Losers: Several top officials within the Trump adminstration's national-security apparatus, who opposed adding what one called a "political lens" to the strategy.
CFR President Richard Haass — author of "A World in Disarray" (paperback out Jan. 2) — tells Axios from in-flight Wi-Fi that slapping Beijing could be costly:
Axios card deck, "How the tax code is about to change."
After the conference report bridging House and Senate differences on tax reform was signed yesterday, House Speaker Paul Ryan said Republicans are "on the door step of something truly historic," Axios' Caitlin Owens reports:
Three big things about the final version:
Go deeper ... See a 2-page PDF of the official House-Senate summary.
P.S. The cover of Barron's is about the fiscal challenges that tax reform presents to state and local governments, "Shaking Up the Market for Municipal Bonds":
Americans are pessimistic about Washington and think the country is on the wrong track (69%), but are optimistic about their local communities.
That's the encouraging finding of an AP-NORC (University of Chicago) poll:
"[A]mid worries about endemic binge drinking, sexual assault and a startling spate of deaths, schools are going beyond the old practice of shutting down individual [fraternity] houses to imposing broad restrictions on all Greek life," the N.Y. Times' Anemona Hartocollis reports atop column 1:
Facebook posts a new article on its "Hard Questions" blog, "Is Spending Time on Social Media Bad for Us?" by David Ginsberg, Facebook director of research, and Facebook research scientist Moira Burke:
["W]ith Walt Disney Co. poised to take a controlling stake in Hulu, the little 10-year-old streaming service once known solely for airing reruns of broadcast shows online could eventually become a credible threat to Netflix's dominance," the L.A. Times reports atop column 1:
Rep. Adam Schiff, the top Democrat on the House Intelligence Committee, tells MSNBC's Nicolle Wallace:
Shot ... Trump, asked yesterday if he would consider a pardon for Michael Flynn: "I don't want to talk about pardons for Michael Flynn yet.
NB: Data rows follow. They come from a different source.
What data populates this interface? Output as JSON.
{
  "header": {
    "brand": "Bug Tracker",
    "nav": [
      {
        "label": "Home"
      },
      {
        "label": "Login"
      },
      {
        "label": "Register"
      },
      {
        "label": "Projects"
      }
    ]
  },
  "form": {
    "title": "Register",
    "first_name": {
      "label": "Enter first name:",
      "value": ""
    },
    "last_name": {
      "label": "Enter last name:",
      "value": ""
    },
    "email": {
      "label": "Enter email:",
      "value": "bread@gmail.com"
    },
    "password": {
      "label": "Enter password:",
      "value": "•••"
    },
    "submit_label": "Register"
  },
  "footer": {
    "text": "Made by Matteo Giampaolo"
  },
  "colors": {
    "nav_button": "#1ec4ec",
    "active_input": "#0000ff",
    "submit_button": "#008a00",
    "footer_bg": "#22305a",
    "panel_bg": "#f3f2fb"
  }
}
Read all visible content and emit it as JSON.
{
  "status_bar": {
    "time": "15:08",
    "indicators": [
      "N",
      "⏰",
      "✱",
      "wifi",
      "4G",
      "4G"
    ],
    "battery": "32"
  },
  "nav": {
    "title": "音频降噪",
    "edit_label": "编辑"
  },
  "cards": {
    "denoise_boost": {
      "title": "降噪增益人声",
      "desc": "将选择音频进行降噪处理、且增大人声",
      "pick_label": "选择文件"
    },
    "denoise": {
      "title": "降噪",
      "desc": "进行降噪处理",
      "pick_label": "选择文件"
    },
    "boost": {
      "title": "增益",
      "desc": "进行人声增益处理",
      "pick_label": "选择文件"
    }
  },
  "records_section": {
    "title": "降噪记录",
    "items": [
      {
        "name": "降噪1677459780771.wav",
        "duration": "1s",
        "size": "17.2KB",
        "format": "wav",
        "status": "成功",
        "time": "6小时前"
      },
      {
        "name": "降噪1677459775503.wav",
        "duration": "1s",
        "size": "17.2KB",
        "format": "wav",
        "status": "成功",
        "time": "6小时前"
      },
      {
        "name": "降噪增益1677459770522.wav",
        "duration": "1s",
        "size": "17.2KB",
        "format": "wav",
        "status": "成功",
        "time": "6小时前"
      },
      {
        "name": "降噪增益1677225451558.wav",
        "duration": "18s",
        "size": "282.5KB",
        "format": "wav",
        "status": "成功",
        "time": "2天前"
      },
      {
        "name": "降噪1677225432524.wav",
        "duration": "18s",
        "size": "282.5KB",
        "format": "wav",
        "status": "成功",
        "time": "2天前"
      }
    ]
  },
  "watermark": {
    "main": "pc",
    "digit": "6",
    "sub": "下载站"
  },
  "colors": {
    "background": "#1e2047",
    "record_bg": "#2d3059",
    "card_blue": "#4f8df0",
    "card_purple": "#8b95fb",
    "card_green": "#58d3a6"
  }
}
We'll see what happens. Let's see. I can say this: When you look at what's gone on with the FBI and with the Justice Department, people are very, very angry."
P.S. Attorney General Jeff Sessions distanced himself from Trump's renewed criticism of the FBI. Sessions said at a news conference yesterday that the FBI is "fulfilling a fabulously important role working to fight against violent crime."
Roy Moore sent a fundraising email to supporters asking for contributions to his "election integrity fund' so he could investigate reports of voter fraud in the Senate race he lost in Alabama this week.
Reliving 2017 in 30 images ... Melissa McCarthy's "Sean Spicer Press Conference Cold Open," on "Saturday Night Live" in January: "I came out here to punch you in the face. ... I"m not here to be your buddy." YouTube
"Match of the Day" from The Sun, London's biggest-selling tabloid: